Dr. Sheeva Talebian, an infertility specialist at Reproductive Medicine Associates of New York and an assistant clinical professor at Mount Sinai School of Medicine, said the therapies do produce results.
“I often find that many of my patients do it and they report that it really dramatically helps with the stress and anxiety of the IVF process. It also helps with some of the side effects of the medications,” Talebian said.
“Let me tell you about the side effects,” Thomas added, while getting acupuncture live on the show from Guoping Zheng, founder and director of The Center For Natural Fertility and Women's Health.
“I’m really in the thick of it where I’m doing shots in the morning and at night. I’m doing doctor’s appointments every other morning... you’re just swollen all the time and when I come to see her, I have to say she keeps telling me it’s about blood flow and de-stressing and it does help.”
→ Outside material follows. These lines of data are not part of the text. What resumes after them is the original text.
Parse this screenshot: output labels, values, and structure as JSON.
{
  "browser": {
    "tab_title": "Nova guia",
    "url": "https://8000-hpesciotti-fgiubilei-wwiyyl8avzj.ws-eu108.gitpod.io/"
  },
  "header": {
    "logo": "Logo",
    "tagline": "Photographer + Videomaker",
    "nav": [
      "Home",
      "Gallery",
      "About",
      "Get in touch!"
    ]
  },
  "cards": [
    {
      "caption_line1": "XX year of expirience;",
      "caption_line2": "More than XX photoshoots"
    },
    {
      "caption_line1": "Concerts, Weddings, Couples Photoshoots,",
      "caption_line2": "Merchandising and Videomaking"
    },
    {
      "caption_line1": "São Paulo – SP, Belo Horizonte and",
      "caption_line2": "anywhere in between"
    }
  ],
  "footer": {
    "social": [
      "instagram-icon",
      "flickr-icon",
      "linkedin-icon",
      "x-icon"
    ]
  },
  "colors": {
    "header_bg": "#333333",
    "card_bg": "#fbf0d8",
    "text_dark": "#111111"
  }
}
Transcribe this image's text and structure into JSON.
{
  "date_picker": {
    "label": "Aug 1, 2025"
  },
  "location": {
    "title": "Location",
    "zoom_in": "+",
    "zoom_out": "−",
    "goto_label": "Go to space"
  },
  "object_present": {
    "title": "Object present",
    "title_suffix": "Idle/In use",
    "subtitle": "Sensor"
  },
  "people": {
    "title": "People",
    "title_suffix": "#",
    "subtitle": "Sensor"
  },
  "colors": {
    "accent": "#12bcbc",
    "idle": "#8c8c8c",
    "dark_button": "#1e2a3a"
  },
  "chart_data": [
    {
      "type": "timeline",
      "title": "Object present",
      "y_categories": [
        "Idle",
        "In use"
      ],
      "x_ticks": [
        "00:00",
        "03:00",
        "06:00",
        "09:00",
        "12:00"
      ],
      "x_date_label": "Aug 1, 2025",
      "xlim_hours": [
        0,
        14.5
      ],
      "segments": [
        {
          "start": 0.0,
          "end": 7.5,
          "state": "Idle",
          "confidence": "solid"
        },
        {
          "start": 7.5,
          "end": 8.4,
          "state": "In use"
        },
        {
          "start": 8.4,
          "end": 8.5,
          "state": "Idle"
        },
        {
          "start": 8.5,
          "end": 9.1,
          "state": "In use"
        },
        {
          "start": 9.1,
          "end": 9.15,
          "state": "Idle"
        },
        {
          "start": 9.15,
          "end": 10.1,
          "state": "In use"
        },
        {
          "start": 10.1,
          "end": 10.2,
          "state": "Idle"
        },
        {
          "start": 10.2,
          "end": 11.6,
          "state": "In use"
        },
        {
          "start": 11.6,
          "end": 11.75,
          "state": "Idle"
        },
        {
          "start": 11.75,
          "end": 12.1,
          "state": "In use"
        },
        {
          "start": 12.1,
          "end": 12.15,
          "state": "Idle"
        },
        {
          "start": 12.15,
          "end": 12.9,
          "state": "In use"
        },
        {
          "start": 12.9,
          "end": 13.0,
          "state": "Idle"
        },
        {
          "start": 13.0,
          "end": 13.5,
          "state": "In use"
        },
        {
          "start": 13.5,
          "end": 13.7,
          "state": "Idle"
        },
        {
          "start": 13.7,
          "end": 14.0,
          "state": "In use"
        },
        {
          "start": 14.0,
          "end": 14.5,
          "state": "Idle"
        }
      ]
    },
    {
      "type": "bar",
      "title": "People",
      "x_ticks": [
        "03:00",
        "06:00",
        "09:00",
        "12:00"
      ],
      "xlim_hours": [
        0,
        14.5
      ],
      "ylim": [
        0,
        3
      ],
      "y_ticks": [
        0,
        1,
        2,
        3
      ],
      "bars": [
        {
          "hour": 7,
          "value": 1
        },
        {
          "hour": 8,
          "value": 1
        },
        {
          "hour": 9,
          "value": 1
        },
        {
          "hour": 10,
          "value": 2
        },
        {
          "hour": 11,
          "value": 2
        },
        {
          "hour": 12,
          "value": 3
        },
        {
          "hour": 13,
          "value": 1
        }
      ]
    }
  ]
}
Research on the subject has produced mixed results.
A 2002 study found 42 percent of women who had acupuncture before and after an embryo transfer became pregnant, while only 26 percent of women who skipped the supplemental therapy were able to conceive.
But a review published last year showed much less promise. Researchers analyzed 16 separate studies involving more than 4,000 women from around the world and found “no statistically significant improvement” in pregnancy rates between IVF patients who received acupuncture and those who did not, according to the government’s National Center for Complementary and Alternative Medicine.
Thomas regularly has acupuncture needles placed on her forehead and hands, which Zheng told her are her stress points.
“Sometimes, I’m a baby and I’ll jump because you just see a needle coming at you, which is not my favorite thing.”
"You just want to have a baby, sweetie," Kathie Lee Gifford said as Zheng tapped an acupuncture needle into Thomas' forehead.
Zheng also demonstrated cupping, or applying a heated cup to the skin to create a slight suction, according to the National Center for Complementary and Alternative Medicine.
“I want women at home to not be afraid of this because it does help de-stress,” Thomas said. “It feels so good.”
It's like a reverse massage because it lifts the muscles up, instead of pushing them down, she added. The therapy does leave circle-shaped red marks on a patient’s back.
For Thomas, it's just another step to the ultimate goal: a healthy baby to complete her IVF journey.